It comes after the prize fund rate was last increased from 3% to 3.15% for February’s draw and means it stands at a 14-year high. It was last higher at 3.4% in May 2008.

The latest rise means there will be more prizes worth between £50 and £100,000, fewer £25 winners and the same two jackpot winners (£1m) in each draw.

There will be £15m more in prizes up for grabs, with the total estimated value of prizes for March standing at £329.3m. In total, there will be nearly five million prizes (worth between £25 and £1m).

With the prize fund rate rising to 3.3% tax-free next month, this means Premium Bonds beat the top-paying easy access savings rate at 3.1% AER, offered by Paragon Bank.

However, Premium Bonds aren’t like normal savings accounts as they don’t pay interest.

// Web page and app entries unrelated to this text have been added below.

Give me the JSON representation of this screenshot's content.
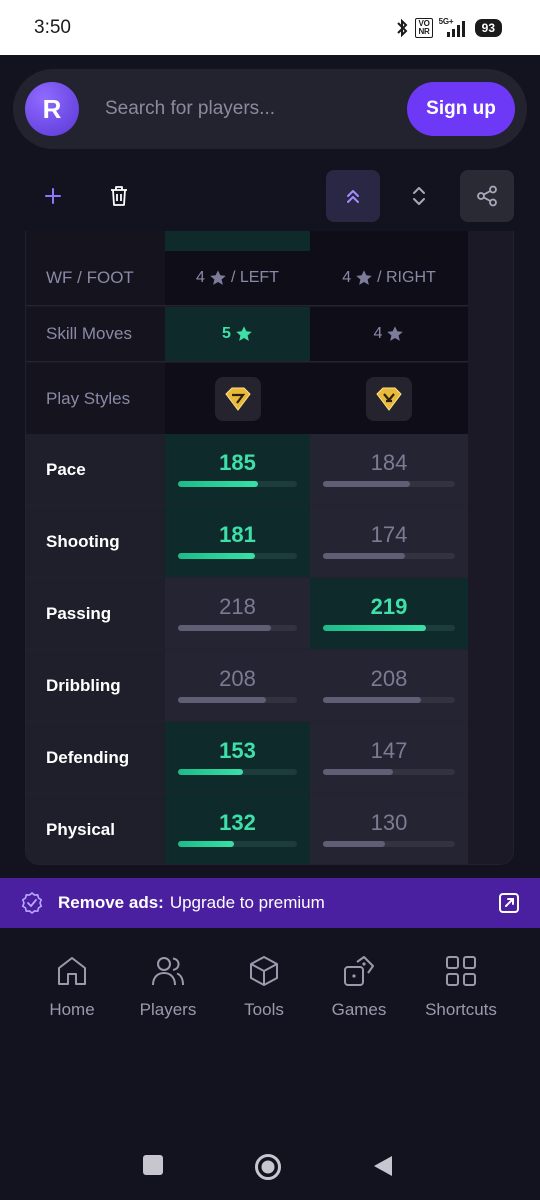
{
  "status_bar": {
    "time": "3:50",
    "network_label_top": "VO",
    "network_label_bottom": "NR",
    "network_type": "5G+",
    "battery": "93"
  },
  "header": {
    "logo_letter": "R",
    "search_placeholder": "Search for players...",
    "signup_label": "Sign up"
  },
  "info_rows": {
    "wf_foot": {
      "label": "WF / FOOT",
      "p1_num": "4",
      "p1_text": "/ LEFT",
      "p2_num": "4",
      "p2_text": "/ RIGHT"
    },
    "skill_moves": {
      "label": "Skill Moves",
      "p1": "5",
      "p2": "4"
    },
    "play_styles": {
      "label": "Play Styles"
    }
  },
  "stats": [
    {
      "label": "Pace",
      "p1": "185",
      "p2": "184",
      "p1_fill": 0.67,
      "p2_fill": 0.66,
      "winner": 1
    },
    {
      "label": "Shooting",
      "p1": "181",
      "p2": "174",
      "p1_fill": 0.65,
      "p2_fill": 0.62,
      "winner": 1
    },
    {
      "label": "Passing",
      "p1": "218",
      "p2": "219",
      "p1_fill": 0.78,
      "p2_fill": 0.78,
      "winner": 2
    },
    {
      "label": "Dribbling",
      "p1": "208",
      "p2": "208",
      "p1_fill": 0.74,
      "p2_fill": 0.74,
      "winner": 0
    },
    {
      "label": "Defending",
      "p1": "153",
      "p2": "147",
      "p1_fill": 0.55,
      "p2_fill": 0.53,
      "winner": 1
    },
    {
      "label": "Physical",
      "p1": "132",
      "p2": "130",
      "p1_fill": 0.47,
      "p2_fill": 0.47,
      "winner": 1
    }
  ],
  "promo": {
    "bold": "Remove ads:",
    "text": "Upgrade to premium"
  },
  "nav": {
    "home": "Home",
    "players": "Players",
    "tools": "Tools",
    "games": "Games",
    "shortcuts": "Shortcuts"
  },
  "colors": {
    "accent": "#6d39f6",
    "win_green": "#3ee0a8",
    "promo_bg": "#4a1fa0"
  }
}
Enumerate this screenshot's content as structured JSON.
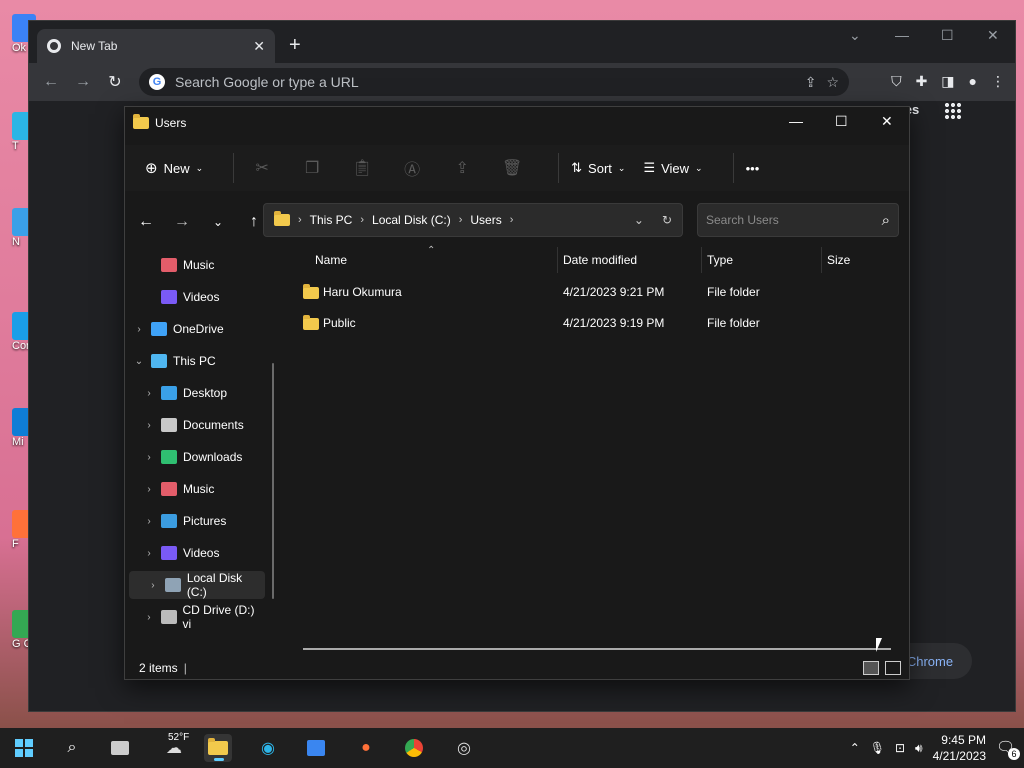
{
  "desktop": {
    "icons": [
      {
        "label": "Ok",
        "color": "#3b82f6"
      },
      {
        "label": "T",
        "color": "#2bb5e5"
      },
      {
        "label": "N",
        "color": "#3aa0e8"
      },
      {
        "label": "Cont",
        "color": "#1a9ee8"
      },
      {
        "label": "Mi",
        "color": "#0f7dd6"
      },
      {
        "label": "F",
        "color": "#ff7139"
      },
      {
        "label": "G C",
        "color": "#34a853"
      }
    ]
  },
  "chrome": {
    "tab_title": "New Tab",
    "omnibox_placeholder": "Search Google or type a URL",
    "right_link": "mages",
    "customize_label": "Customize Chrome"
  },
  "explorer": {
    "title": "Users",
    "commands": {
      "new": "New",
      "sort": "Sort",
      "view": "View",
      "more": "•••"
    },
    "breadcrumb": [
      "This PC",
      "Local Disk (C:)",
      "Users"
    ],
    "search_placeholder": "Search Users",
    "sidebar": [
      {
        "label": "Music",
        "icon": "music-icon",
        "indent": 1,
        "chevron": false
      },
      {
        "label": "Videos",
        "icon": "videos-icon",
        "indent": 1,
        "chevron": false
      },
      {
        "label": "OneDrive",
        "icon": "onedrive-icon",
        "indent": 0,
        "chevron": true
      },
      {
        "label": "This PC",
        "icon": "this-pc-icon",
        "indent": 0,
        "chevron": true,
        "expanded": true
      },
      {
        "label": "Desktop",
        "icon": "desktop-icon",
        "indent": 1,
        "chevron": true
      },
      {
        "label": "Documents",
        "icon": "documents-icon",
        "indent": 1,
        "chevron": true
      },
      {
        "label": "Downloads",
        "icon": "downloads-icon",
        "indent": 1,
        "chevron": true
      },
      {
        "label": "Music",
        "icon": "music-icon",
        "indent": 1,
        "chevron": true
      },
      {
        "label": "Pictures",
        "icon": "pictures-icon",
        "indent": 1,
        "chevron": true
      },
      {
        "label": "Videos",
        "icon": "videos-icon",
        "indent": 1,
        "chevron": true
      },
      {
        "label": "Local Disk (C:)",
        "icon": "drive-icon",
        "indent": 1,
        "chevron": true,
        "selected": true
      },
      {
        "label": "CD Drive (D:) vi",
        "icon": "cd-drive-icon",
        "indent": 1,
        "chevron": true
      }
    ],
    "columns": [
      "Name",
      "Date modified",
      "Type",
      "Size"
    ],
    "rows": [
      {
        "name": "Haru Okumura",
        "date": "4/21/2023 9:21 PM",
        "type": "File folder",
        "size": ""
      },
      {
        "name": "Public",
        "date": "4/21/2023 9:19 PM",
        "type": "File folder",
        "size": ""
      }
    ],
    "status": "2 items"
  },
  "taskbar": {
    "weather_temp": "52°F",
    "time": "9:45 PM",
    "date": "4/21/2023",
    "notification_count": "6"
  }
}
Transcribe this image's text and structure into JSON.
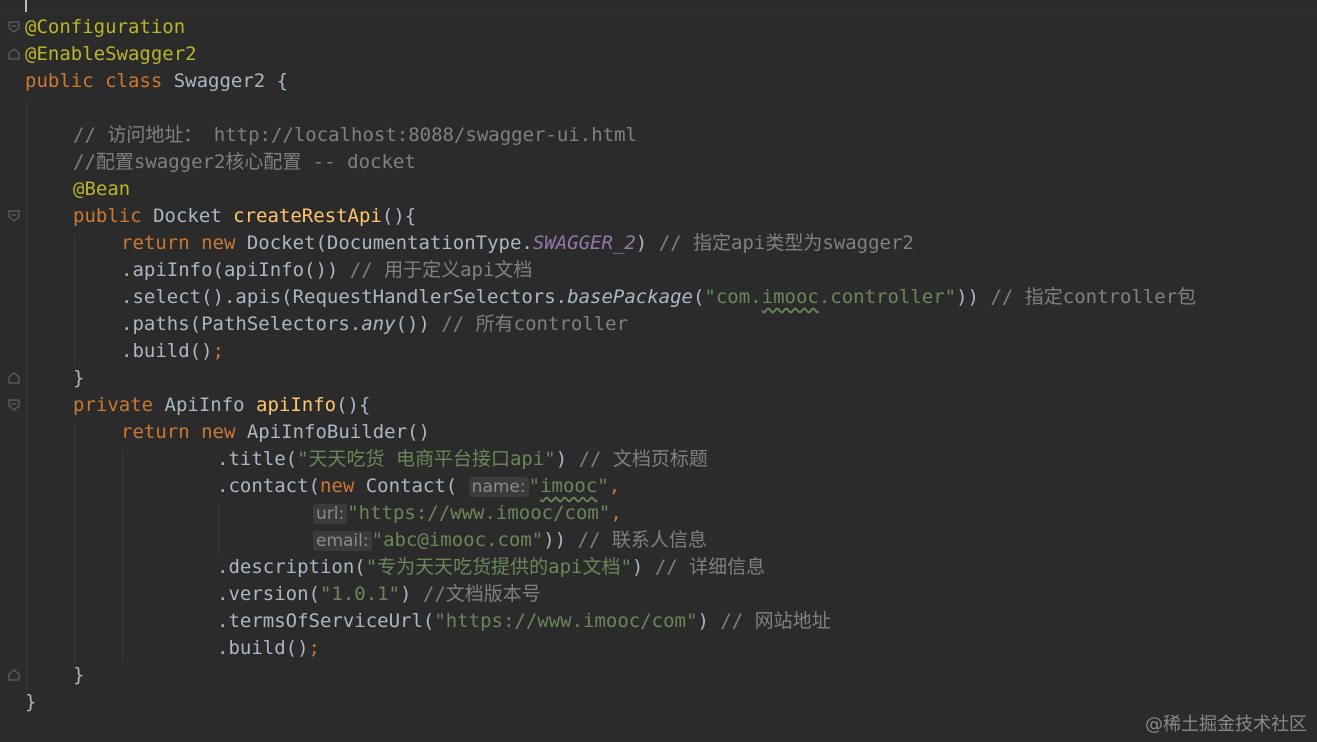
{
  "lines": [
    "@Configuration",
    "@EnableSwagger2",
    "public class Swagger2 {",
    "",
    "// 访问地址： http://localhost:8088/swagger-ui.html",
    "//配置swagger2核心配置 -- docket",
    "@Bean",
    "public Docket createRestApi(){",
    "return new Docket(DocumentationType.SWAGGER_2) // 指定api类型为swagger2",
    ".apiInfo(apiInfo()) // 用于定义api文档",
    ".select().apis(RequestHandlerSelectors.basePackage(\"com.imooc.controller\")) // 指定controller包",
    ".paths(PathSelectors.any()) // 所有controller",
    ".build();",
    "}",
    "private ApiInfo apiInfo(){",
    "return new ApiInfoBuilder()",
    ".title(\"天天吃货 电商平台接口api\") // 文档页标题",
    ".contact(new Contact( name: \"imooc\",",
    "url: \"https://www.imooc/com\",",
    "email: \"abc@imooc.com\")) // 联系人信息",
    ".description(\"专为天天吃货提供的api文档\") // 详细信息",
    ".version(\"1.0.1\") //文档版本号",
    ".termsOfServiceUrl(\"https://www.imooc/com\") // 网站地址",
    ".build();",
    "}",
    "}"
  ],
  "code": {
    "l1": "@Configuration",
    "l2": "@EnableSwagger2",
    "l3_kw1": "public",
    "l3_kw2": "class",
    "l3_rest": " Swagger2 {",
    "l5_cm": "// 访问地址： http://localhost:8088/swagger-ui.html",
    "l6_cm": "//配置swagger2核心配置 -- docket",
    "l7": "@Bean",
    "l8_kw": "public",
    "l8_type": " Docket ",
    "l8_fn": "createRestApi",
    "l8_rest": "(){",
    "l9_kw1": "return",
    "l9_kw2": "new",
    "l9_a": " Docket(DocumentationType.",
    "l9_const": "SWAGGER_2",
    "l9_b": ") ",
    "l9_cm": "// 指定api类型为swagger2",
    "l10_a": ".apiInfo(apiInfo()) ",
    "l10_cm": "// 用于定义api文档",
    "l11_a": ".select().apis(RequestHandlerSelectors.",
    "l11_static": "basePackage",
    "l11_b": "(",
    "l11_str1": "\"com.",
    "l11_typo": "imooc",
    "l11_str2": ".controller\"",
    "l11_c": ")) ",
    "l11_cm": "// 指定controller包",
    "l12_a": ".paths(PathSelectors.",
    "l12_static": "any",
    "l12_b": "()) ",
    "l12_cm": "// 所有controller",
    "l13_a": ".build()",
    "l13_semi": ";",
    "l14": "}",
    "l15_kw": "private",
    "l15_type": " ApiInfo ",
    "l15_fn": "apiInfo",
    "l15_rest": "(){",
    "l16_kw1": "return",
    "l16_kw2": "new",
    "l16_rest": " ApiInfoBuilder()",
    "l17_a": ".title(",
    "l17_str": "\"天天吃货 电商平台接口api\"",
    "l17_b": ") ",
    "l17_cm": "// 文档页标题",
    "l18_a": ".contact(",
    "l18_kw": "new",
    "l18_b": " Contact( ",
    "l18_hint": "name:",
    "l18_str1": "\"",
    "l18_typo": "imooc",
    "l18_str2": "\"",
    "l18_comma": ",",
    "l19_hint": "url:",
    "l19_str": "\"https://www.imooc/com\"",
    "l19_comma": ",",
    "l20_hint": "email:",
    "l20_str": "\"abc@imooc.com\"",
    "l20_b": ")) ",
    "l20_cm": "// 联系人信息",
    "l21_a": ".description(",
    "l21_str": "\"专为天天吃货提供的api文档\"",
    "l21_b": ") ",
    "l21_cm": "// 详细信息",
    "l22_a": ".version(",
    "l22_str": "\"1.0.1\"",
    "l22_b": ") ",
    "l22_cm": "//文档版本号",
    "l23_a": ".termsOfServiceUrl(",
    "l23_str": "\"https://www.imooc/com\"",
    "l23_b": ") ",
    "l23_cm": "// 网站地址",
    "l24_a": ".build()",
    "l24_semi": ";",
    "l25": "}",
    "l26": "}"
  },
  "watermark": "@稀土掘金技术社区",
  "colors": {
    "background": "#2b2b2b",
    "annotation": "#bbb529",
    "keyword": "#cc7832",
    "comment": "#808080",
    "string": "#6a8759",
    "function": "#ffc66d",
    "constant": "#9876aa",
    "text": "#a9b7c6"
  }
}
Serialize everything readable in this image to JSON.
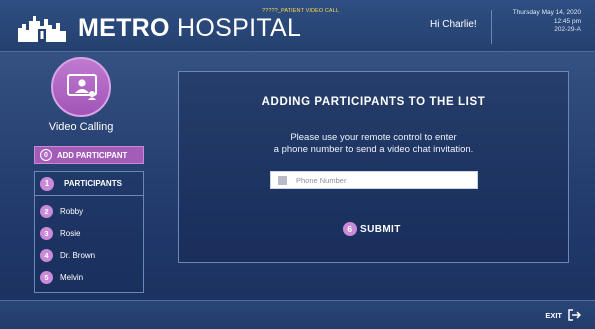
{
  "header": {
    "brand_bold": "METRO",
    "brand_light": " HOSPITAL",
    "tag": "?????_PATIENT VIDEO CALL",
    "greeting": "Hi Charlie!",
    "date": "Thursday May 14, 2020",
    "time": "12:45 pm",
    "room": "202-29-A"
  },
  "sidebar": {
    "feature_label": "Video Calling",
    "add_participant": {
      "number": "0",
      "label": "ADD PARTICIPANT"
    },
    "participants_header": {
      "number": "1",
      "label": "PARTICIPANTS"
    },
    "participants": [
      {
        "number": "2",
        "name": "Robby"
      },
      {
        "number": "3",
        "name": "Rosie"
      },
      {
        "number": "4",
        "name": "Dr. Brown"
      },
      {
        "number": "5",
        "name": "Melvin"
      }
    ]
  },
  "main": {
    "title": "ADDING PARTICIPANTS TO THE LIST",
    "instruction_line1": "Please use your remote control to enter",
    "instruction_line2": "a phone number to send a video chat invitation.",
    "phone_placeholder": "Phone Number",
    "phone_value": "",
    "submit": {
      "number": "6",
      "label": "SUBMIT"
    }
  },
  "footer": {
    "exit_label": "EXIT"
  },
  "colors": {
    "accent_purple": "#a35cb7",
    "badge_purple": "#c98ad9",
    "background_navy": "#24406f"
  },
  "icons": {
    "logo": "city-skyline-icon",
    "video_call": "video-call-icon",
    "phone_field": "phone-icon",
    "exit": "exit-icon"
  }
}
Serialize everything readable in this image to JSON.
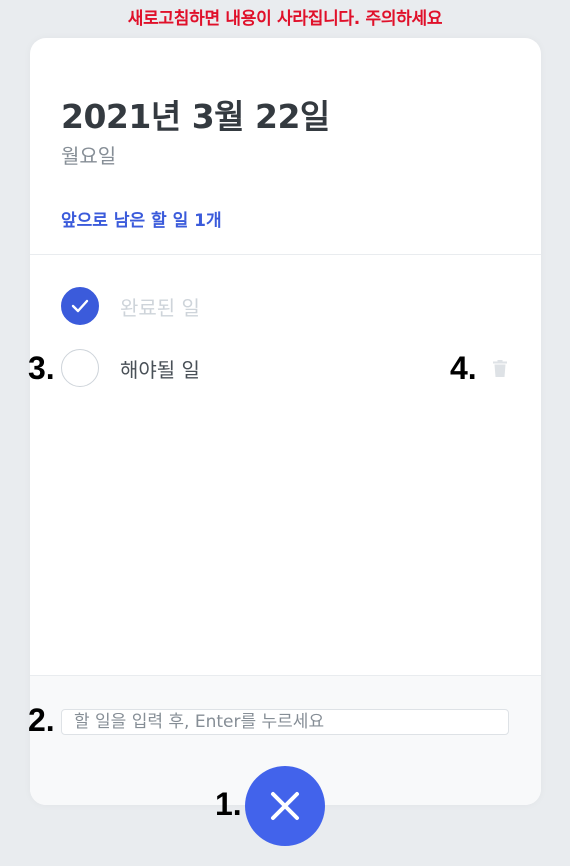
{
  "warning": "새로고침하면 내용이 사라집니다. 주의하세요",
  "header": {
    "date": "2021년 3월 22일",
    "day": "월요일",
    "tasks_left": "앞으로 남은 할 일 1개"
  },
  "todos": [
    {
      "text": "완료된 일",
      "done": true
    },
    {
      "text": "해야될 일",
      "done": false
    }
  ],
  "input": {
    "placeholder": "할 일을 입력 후, Enter를 누르세요",
    "value": ""
  },
  "annotations": {
    "fab": "1.",
    "input": "2.",
    "checkbox": "3.",
    "delete": "4."
  },
  "colors": {
    "accent": "#4263eb",
    "warning": "#e0102a",
    "background": "#e9ecef"
  },
  "icons": {
    "fab": "close-icon",
    "done": "check-icon",
    "delete": "trash-icon"
  }
}
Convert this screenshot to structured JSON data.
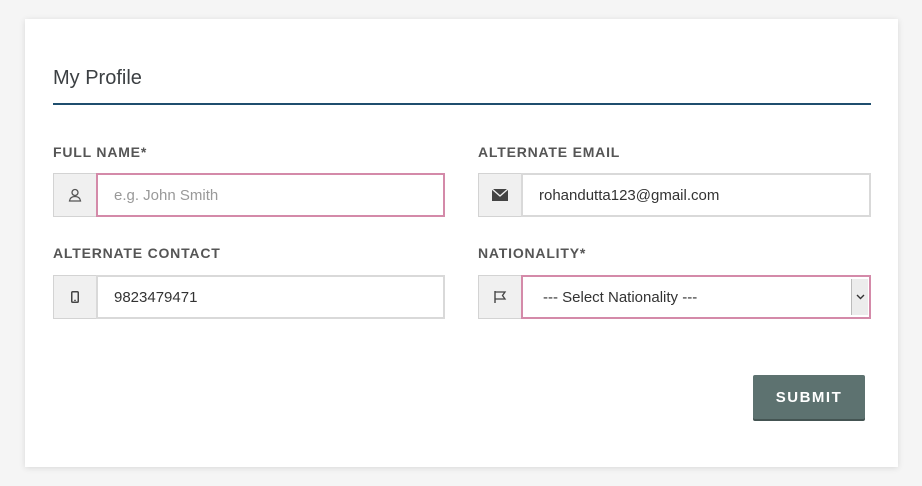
{
  "form": {
    "title": "My Profile",
    "full_name": {
      "label": "FULL NAME*",
      "value": "",
      "placeholder": "e.g. John Smith",
      "icon": "user-icon"
    },
    "alternate_email": {
      "label": "ALTERNATE EMAIL",
      "value": "rohandutta123@gmail.com",
      "icon": "envelope-icon"
    },
    "alternate_contact": {
      "label": "ALTERNATE CONTACT",
      "value": "9823479471",
      "icon": "mobile-phone-icon"
    },
    "nationality": {
      "label": "NATIONALITY*",
      "selected": "--- Select Nationality ---",
      "icon": "flag-icon"
    },
    "submit_label": "SUBMIT"
  },
  "colors": {
    "accent_rule": "#1f4e6e",
    "invalid_border": "#d48aa9",
    "submit_bg": "#5d7270"
  }
}
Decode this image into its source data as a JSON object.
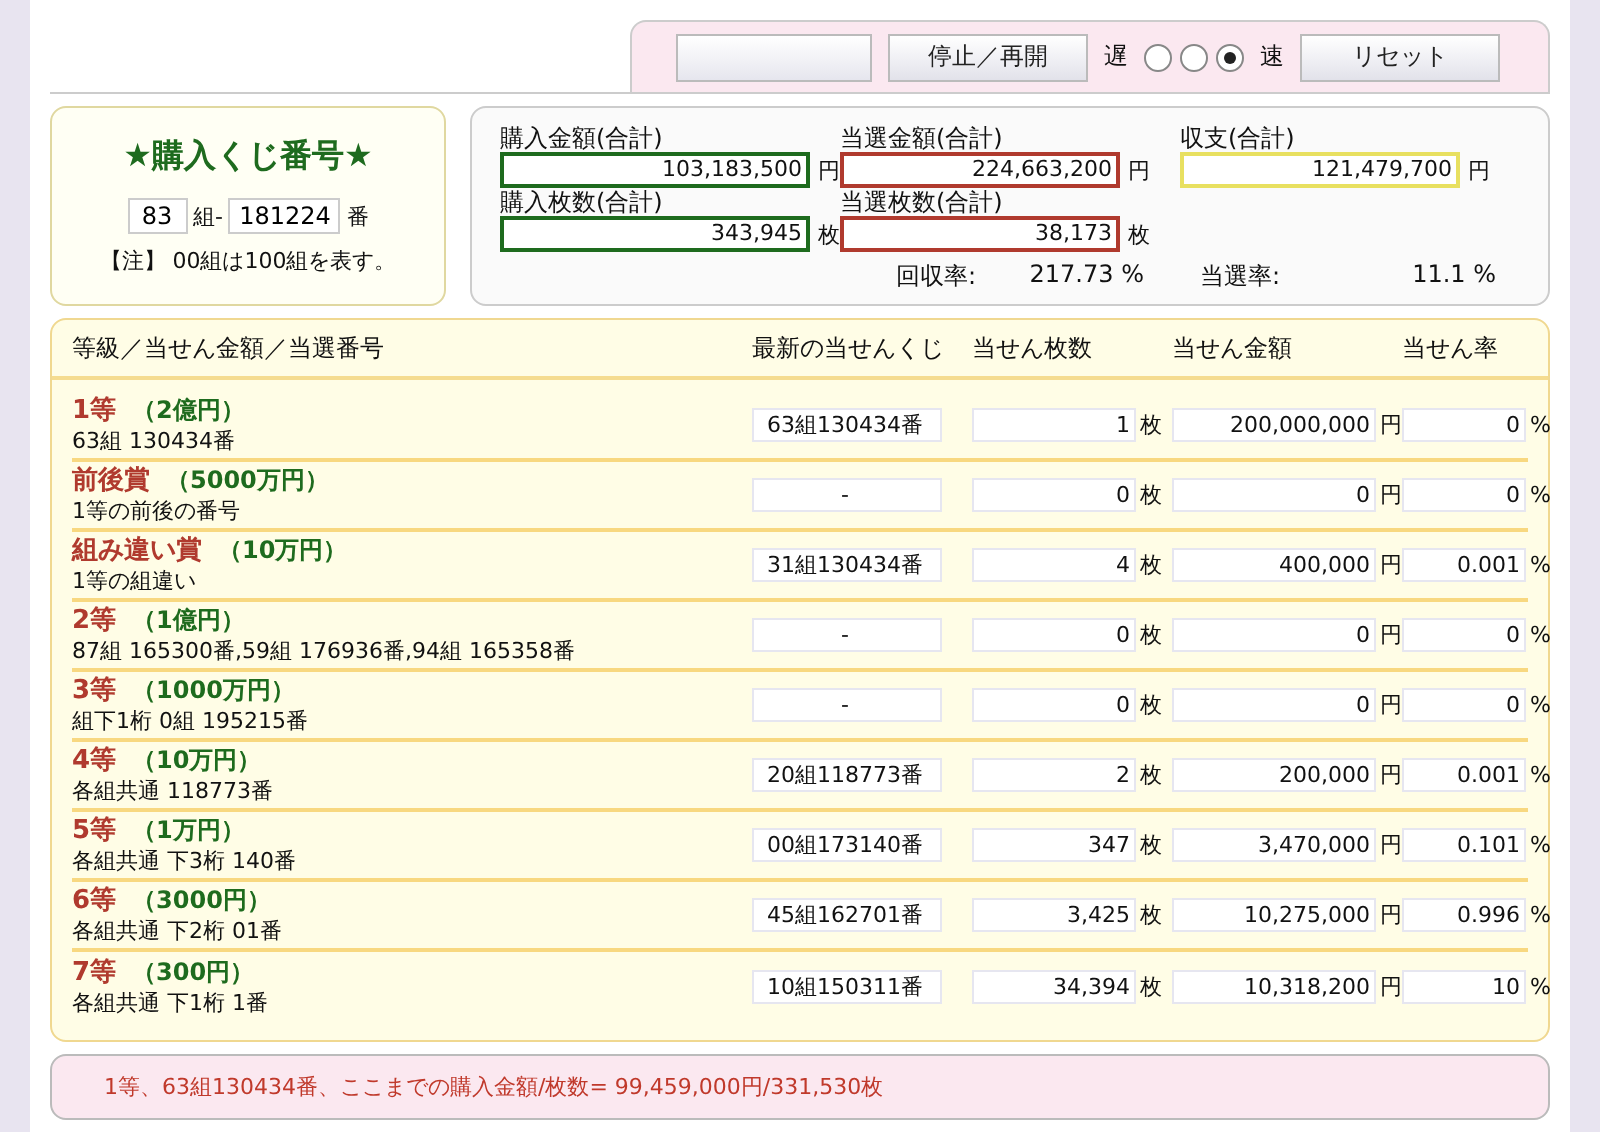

Instead, the interest that should be paid is used to fund the monthly prize draw.

NS&I – the Government’s savings arm – confirmed the odds of winning will remain the same at 24,000-to-one.

It also announced the interest rate on the Direct Saver and Income Bonds will rise from 2.6% gross to 2.85% gross from today for 600,000 customers.

There is no change to any other accounts, though NS&I has recently launched 4.2% Green Savings Bonds and one-year fixed rate bonds.

NS&I chief executive, Ian Ackerley, said: “Premium Bonds are one of the nation’s most loved ways to save, giving people the monthly anticipation of a potential win while knowing their money is 100% safe. We’re also giving a Valentine’s Day boost to our Direct Saver and Income Bonds customers who will see their interest rates rise from today.

“We are committed to ensuring our products remain attractive and our customers can continue to save with confidence. Today’s changes mean that we continue to balance the interests of savers, taxpayers and the broader financial services sector.”